_The task_
The word to find is "Плоскость". Copy each line of the material that contains it.

_Material supplied_
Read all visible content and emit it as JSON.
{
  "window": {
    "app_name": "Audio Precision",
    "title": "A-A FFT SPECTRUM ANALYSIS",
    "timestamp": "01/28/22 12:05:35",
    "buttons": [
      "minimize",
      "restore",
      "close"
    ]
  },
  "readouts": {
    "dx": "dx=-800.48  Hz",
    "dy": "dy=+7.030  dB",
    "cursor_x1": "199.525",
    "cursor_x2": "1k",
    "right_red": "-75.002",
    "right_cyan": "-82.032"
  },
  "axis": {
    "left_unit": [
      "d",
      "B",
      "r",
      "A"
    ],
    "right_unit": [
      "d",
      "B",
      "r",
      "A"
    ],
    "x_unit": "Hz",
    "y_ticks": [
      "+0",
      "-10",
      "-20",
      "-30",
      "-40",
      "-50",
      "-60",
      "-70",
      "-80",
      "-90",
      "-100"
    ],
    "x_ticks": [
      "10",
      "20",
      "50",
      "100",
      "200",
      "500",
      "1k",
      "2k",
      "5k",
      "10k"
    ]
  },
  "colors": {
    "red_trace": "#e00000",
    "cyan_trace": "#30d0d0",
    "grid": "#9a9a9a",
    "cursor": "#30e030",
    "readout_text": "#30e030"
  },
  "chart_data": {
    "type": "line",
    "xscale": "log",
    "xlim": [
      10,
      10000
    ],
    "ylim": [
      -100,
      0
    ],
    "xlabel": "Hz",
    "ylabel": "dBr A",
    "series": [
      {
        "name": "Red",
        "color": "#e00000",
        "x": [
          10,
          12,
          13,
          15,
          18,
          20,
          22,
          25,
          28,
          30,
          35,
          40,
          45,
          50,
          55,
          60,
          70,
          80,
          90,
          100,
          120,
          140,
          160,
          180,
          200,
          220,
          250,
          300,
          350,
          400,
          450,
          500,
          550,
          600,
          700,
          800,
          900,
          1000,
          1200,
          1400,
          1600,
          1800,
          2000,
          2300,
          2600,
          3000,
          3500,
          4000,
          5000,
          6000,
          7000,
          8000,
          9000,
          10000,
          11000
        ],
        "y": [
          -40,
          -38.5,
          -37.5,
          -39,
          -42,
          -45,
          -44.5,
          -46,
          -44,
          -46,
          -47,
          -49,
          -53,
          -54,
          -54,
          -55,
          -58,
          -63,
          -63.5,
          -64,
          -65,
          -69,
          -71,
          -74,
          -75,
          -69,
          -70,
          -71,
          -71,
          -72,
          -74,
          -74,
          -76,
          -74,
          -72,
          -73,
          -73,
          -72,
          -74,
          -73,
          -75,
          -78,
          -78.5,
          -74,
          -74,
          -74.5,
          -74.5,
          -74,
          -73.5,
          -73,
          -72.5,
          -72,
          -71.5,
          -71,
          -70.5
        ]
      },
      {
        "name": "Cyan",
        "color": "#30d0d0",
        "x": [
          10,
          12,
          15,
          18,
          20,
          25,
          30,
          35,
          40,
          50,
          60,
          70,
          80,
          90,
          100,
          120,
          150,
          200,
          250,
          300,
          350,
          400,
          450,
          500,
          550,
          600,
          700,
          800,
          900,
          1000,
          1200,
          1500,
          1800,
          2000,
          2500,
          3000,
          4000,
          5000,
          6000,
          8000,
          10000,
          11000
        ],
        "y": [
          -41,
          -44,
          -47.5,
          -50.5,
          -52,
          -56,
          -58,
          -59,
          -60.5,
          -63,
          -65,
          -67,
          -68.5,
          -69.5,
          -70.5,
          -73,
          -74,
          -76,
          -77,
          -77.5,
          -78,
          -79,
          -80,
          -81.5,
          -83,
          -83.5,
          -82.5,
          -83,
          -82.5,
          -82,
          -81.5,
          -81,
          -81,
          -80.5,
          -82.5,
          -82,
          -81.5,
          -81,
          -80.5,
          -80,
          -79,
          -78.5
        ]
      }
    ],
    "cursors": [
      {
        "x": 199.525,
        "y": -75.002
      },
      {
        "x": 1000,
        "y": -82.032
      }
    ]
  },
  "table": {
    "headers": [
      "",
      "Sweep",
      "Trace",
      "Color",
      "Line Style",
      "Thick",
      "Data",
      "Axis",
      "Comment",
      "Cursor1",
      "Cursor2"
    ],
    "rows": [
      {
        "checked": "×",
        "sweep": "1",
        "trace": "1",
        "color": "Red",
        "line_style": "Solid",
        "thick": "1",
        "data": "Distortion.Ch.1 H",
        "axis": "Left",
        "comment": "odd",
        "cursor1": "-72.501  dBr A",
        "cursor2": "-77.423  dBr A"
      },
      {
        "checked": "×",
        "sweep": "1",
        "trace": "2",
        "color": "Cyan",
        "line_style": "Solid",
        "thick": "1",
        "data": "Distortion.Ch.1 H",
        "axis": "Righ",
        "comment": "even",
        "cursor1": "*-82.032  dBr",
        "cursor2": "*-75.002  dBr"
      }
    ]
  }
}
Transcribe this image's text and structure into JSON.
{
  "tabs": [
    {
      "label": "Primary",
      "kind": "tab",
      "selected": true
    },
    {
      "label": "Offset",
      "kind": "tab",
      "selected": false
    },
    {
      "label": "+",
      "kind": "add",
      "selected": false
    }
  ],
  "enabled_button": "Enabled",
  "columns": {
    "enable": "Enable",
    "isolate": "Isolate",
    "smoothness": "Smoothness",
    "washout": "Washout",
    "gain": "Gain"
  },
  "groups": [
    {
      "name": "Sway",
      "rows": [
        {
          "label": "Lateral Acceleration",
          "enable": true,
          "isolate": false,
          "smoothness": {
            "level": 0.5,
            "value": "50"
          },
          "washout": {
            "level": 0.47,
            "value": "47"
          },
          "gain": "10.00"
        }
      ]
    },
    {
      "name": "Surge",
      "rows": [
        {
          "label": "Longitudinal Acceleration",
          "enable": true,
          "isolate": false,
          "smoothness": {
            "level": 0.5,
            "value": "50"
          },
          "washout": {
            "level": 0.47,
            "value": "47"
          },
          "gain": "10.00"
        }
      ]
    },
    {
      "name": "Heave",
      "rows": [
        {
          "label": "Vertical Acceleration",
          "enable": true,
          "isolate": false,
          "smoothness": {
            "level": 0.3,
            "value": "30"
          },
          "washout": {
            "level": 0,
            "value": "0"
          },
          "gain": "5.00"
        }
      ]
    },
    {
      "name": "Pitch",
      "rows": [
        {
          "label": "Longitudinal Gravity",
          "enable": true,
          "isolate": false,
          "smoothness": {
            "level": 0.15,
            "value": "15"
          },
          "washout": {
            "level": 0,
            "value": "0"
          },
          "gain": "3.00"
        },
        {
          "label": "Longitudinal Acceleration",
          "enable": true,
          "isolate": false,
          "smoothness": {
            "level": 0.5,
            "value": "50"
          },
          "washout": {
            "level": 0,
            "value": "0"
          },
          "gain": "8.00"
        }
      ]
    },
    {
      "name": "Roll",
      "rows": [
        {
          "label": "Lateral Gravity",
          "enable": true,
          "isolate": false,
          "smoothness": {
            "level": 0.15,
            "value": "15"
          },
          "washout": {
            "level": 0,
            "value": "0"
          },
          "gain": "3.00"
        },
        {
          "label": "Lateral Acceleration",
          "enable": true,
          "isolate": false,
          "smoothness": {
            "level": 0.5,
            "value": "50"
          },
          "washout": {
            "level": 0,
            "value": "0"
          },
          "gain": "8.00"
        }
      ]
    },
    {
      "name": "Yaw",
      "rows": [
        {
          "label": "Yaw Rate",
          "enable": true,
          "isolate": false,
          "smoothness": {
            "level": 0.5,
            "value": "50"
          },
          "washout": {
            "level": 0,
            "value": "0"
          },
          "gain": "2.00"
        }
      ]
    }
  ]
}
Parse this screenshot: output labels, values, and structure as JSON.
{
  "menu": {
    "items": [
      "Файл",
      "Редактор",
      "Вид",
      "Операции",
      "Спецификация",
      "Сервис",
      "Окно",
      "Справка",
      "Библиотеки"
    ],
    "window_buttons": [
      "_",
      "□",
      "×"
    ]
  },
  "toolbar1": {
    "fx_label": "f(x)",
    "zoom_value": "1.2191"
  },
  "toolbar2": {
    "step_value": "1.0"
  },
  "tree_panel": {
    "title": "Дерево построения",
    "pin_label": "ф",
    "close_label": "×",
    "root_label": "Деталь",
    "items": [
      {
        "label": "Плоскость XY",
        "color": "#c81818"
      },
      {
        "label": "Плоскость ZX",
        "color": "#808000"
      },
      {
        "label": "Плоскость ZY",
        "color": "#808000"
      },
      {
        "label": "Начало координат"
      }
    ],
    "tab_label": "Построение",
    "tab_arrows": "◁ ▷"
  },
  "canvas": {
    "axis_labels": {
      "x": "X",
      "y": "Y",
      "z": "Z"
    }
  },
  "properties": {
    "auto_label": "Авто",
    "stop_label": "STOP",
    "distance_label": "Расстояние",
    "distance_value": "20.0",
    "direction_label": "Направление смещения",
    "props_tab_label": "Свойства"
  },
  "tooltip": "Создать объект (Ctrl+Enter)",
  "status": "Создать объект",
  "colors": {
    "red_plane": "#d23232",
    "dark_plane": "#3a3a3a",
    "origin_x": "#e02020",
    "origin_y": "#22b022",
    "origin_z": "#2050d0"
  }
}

_Solution_
        "label": "Плоскость XY",
        "label": "Плоскость ZX",
        "label": "Плоскость ZY",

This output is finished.